╔══

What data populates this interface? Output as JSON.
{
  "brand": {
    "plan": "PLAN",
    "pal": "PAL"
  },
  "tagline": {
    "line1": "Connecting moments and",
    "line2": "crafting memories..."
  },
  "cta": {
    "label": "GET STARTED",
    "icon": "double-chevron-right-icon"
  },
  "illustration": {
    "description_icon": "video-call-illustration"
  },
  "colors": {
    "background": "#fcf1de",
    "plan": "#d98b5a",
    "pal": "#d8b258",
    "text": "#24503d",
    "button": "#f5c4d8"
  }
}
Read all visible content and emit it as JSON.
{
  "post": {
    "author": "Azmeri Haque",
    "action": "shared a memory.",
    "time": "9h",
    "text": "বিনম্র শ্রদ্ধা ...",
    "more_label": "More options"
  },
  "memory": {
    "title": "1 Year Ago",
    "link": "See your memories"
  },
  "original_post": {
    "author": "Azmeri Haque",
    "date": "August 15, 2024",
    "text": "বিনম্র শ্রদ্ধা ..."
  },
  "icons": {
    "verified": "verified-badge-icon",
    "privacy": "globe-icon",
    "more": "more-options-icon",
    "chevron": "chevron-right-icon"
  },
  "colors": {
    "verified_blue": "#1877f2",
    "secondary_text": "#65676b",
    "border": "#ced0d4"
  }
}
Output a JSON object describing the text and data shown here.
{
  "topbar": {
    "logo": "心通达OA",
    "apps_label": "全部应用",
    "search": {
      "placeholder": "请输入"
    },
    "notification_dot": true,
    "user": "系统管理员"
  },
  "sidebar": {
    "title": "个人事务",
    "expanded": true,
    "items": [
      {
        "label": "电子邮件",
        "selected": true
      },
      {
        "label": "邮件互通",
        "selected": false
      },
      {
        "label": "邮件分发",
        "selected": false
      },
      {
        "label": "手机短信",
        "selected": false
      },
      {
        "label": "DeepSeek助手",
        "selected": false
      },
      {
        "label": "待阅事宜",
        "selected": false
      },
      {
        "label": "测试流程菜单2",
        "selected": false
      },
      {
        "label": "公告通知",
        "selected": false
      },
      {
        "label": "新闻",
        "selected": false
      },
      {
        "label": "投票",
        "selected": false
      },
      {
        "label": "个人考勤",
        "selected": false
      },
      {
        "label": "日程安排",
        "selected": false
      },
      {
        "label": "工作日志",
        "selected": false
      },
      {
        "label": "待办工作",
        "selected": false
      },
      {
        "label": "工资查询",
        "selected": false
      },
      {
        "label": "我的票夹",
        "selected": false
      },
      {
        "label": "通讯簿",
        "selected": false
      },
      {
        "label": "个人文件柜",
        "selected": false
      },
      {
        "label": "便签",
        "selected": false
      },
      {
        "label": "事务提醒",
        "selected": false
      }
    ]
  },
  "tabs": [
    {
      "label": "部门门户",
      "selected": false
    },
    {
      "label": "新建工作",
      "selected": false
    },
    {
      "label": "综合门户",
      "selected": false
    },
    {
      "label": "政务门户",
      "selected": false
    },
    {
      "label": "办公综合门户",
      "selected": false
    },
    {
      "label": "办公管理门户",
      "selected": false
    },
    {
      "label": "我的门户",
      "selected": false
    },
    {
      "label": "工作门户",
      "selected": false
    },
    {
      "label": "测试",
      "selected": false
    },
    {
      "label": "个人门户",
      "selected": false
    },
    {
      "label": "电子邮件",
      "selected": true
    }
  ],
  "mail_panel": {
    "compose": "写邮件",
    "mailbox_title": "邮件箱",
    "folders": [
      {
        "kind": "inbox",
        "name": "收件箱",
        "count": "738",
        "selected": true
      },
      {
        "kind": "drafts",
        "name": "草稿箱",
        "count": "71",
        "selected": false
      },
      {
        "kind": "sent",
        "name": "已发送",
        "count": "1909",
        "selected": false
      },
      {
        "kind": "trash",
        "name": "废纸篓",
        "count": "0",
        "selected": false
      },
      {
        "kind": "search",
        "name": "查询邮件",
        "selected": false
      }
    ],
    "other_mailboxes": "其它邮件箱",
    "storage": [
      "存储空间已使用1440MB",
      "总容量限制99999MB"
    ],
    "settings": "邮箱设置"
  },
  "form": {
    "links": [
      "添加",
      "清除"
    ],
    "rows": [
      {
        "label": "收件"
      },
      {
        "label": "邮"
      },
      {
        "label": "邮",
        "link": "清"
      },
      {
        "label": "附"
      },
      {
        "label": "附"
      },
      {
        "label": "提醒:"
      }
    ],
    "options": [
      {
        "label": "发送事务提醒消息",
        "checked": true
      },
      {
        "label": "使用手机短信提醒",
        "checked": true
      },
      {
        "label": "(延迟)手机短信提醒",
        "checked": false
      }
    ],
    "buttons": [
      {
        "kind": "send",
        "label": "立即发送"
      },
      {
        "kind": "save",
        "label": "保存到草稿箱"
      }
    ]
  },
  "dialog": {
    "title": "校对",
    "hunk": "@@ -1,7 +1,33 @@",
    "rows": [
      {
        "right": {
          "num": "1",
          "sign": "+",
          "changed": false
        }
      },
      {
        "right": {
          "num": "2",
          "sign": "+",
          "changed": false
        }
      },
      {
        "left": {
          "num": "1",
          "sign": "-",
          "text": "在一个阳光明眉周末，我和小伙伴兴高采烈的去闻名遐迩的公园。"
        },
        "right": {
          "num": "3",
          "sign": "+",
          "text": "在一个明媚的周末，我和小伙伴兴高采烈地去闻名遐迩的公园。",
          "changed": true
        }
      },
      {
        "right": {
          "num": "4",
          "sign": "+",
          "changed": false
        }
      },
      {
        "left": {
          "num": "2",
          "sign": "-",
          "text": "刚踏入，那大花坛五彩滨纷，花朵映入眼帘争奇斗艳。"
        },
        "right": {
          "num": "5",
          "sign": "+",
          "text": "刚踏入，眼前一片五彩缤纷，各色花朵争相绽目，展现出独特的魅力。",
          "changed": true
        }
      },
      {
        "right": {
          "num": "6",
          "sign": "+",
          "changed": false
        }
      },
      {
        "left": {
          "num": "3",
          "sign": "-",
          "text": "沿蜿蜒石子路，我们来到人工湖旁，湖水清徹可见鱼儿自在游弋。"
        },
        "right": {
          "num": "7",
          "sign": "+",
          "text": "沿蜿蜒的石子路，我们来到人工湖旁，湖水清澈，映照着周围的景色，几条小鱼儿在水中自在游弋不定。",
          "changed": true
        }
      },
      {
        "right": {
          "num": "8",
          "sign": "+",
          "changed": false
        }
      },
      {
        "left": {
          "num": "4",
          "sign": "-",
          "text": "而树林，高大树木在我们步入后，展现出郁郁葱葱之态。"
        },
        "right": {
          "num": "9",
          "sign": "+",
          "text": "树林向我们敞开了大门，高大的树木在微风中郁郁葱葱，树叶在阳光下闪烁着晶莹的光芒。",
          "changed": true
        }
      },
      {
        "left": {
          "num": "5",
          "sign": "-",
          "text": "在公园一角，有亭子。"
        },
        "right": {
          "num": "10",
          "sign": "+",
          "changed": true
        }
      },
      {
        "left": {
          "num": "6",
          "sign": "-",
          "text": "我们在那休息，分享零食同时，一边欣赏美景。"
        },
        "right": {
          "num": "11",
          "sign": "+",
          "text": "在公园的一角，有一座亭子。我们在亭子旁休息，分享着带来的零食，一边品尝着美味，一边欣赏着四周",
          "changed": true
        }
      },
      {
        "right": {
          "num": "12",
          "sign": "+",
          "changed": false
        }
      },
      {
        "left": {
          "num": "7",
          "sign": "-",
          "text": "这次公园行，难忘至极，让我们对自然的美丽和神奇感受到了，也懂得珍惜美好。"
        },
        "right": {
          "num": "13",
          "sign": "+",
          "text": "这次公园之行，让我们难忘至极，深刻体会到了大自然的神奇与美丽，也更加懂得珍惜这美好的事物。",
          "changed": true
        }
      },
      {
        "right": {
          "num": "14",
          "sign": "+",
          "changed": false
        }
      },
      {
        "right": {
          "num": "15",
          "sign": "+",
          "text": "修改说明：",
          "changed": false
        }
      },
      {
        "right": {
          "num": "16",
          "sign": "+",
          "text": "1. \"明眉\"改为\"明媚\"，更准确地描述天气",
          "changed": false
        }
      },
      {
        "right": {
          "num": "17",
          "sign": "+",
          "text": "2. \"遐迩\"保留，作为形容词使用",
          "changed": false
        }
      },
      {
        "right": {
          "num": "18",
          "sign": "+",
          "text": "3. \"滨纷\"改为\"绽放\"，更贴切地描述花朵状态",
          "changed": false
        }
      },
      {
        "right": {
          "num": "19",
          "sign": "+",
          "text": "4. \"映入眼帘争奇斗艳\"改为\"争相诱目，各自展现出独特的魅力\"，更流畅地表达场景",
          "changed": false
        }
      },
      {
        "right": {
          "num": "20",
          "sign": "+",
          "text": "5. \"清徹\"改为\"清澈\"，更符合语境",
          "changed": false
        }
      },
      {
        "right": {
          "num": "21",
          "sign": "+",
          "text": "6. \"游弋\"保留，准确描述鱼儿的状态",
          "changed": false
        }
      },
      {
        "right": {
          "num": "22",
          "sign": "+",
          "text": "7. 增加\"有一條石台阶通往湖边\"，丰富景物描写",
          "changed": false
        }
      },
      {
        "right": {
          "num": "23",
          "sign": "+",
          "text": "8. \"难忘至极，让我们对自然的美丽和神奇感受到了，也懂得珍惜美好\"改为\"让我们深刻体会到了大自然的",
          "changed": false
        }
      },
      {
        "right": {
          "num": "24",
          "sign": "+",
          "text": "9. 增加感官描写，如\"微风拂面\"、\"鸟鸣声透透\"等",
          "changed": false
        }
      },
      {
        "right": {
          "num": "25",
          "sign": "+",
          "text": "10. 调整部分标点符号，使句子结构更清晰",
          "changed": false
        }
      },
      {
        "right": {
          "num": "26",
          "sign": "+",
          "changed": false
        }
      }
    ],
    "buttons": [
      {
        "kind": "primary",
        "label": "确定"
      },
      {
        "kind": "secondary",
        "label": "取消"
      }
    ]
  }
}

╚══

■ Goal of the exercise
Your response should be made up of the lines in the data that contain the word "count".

■ Solution for this exercise
        "count": "738",
        "count": "71",
        "count": "1909",
        "count": "0",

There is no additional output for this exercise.